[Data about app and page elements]
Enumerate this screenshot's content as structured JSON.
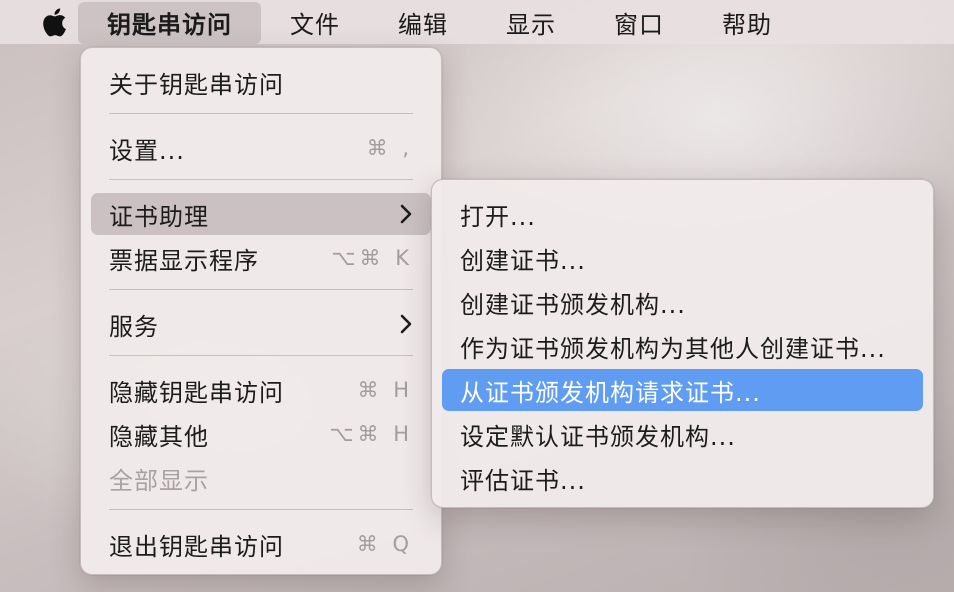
{
  "menubar": {
    "apple_icon": "apple-logo-icon",
    "items": [
      "钥匙串访问",
      "文件",
      "编辑",
      "显示",
      "窗口",
      "帮助"
    ]
  },
  "app_menu": {
    "items": [
      {
        "label": "关于钥匙串访问",
        "shortcut": ""
      },
      {
        "label": "设置...",
        "shortcut": "⌘ ,"
      },
      {
        "label": "证书助理",
        "submenu": true,
        "state": "highlighted"
      },
      {
        "label": "票据显示程序",
        "shortcut": "⌥⌘ K"
      },
      {
        "label": "服务",
        "submenu": true
      },
      {
        "label": "隐藏钥匙串访问",
        "shortcut": "⌘ H"
      },
      {
        "label": "隐藏其他",
        "shortcut": "⌥⌘ H"
      },
      {
        "label": "全部显示",
        "disabled": true
      },
      {
        "label": "退出钥匙串访问",
        "shortcut": "⌘ Q"
      }
    ]
  },
  "cert_assistant_submenu": {
    "items": [
      "打开...",
      "创建证书...",
      "创建证书颁发机构...",
      "作为证书颁发机构为其他人创建证书...",
      "从证书颁发机构请求证书...",
      "设定默认证书颁发机构...",
      "评估证书..."
    ],
    "selected": "从证书颁发机构请求证书..."
  },
  "colors": {
    "selection": "#5f9cf2",
    "hover": "#c4babc",
    "shortcut_text": "#a39d9e"
  }
}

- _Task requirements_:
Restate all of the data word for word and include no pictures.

- _Task answer_:
Enumerate this screenshot's content as structured JSON.
{
  "menubar": {
    "apple_icon": "apple-logo-icon",
    "items": [
      "钥匙串访问",
      "文件",
      "编辑",
      "显示",
      "窗口",
      "帮助"
    ]
  },
  "app_menu": {
    "items": [
      {
        "label": "关于钥匙串访问",
        "shortcut": ""
      },
      {
        "label": "设置...",
        "shortcut": "⌘ ,"
      },
      {
        "label": "证书助理",
        "submenu": true,
        "state": "highlighted"
      },
      {
        "label": "票据显示程序",
        "shortcut": "⌥⌘ K"
      },
      {
        "label": "服务",
        "submenu": true
      },
      {
        "label": "隐藏钥匙串访问",
        "shortcut": "⌘ H"
      },
      {
        "label": "隐藏其他",
        "shortcut": "⌥⌘ H"
      },
      {
        "label": "全部显示",
        "disabled": true
      },
      {
        "label": "退出钥匙串访问",
        "shortcut": "⌘ Q"
      }
    ]
  },
  "cert_assistant_submenu": {
    "items": [
      "打开...",
      "创建证书...",
      "创建证书颁发机构...",
      "作为证书颁发机构为其他人创建证书...",
      "从证书颁发机构请求证书...",
      "设定默认证书颁发机构...",
      "评估证书..."
    ],
    "selected": "从证书颁发机构请求证书..."
  },
  "colors": {
    "selection": "#5f9cf2",
    "hover": "#c4babc",
    "shortcut_text": "#a39d9e"
  }
}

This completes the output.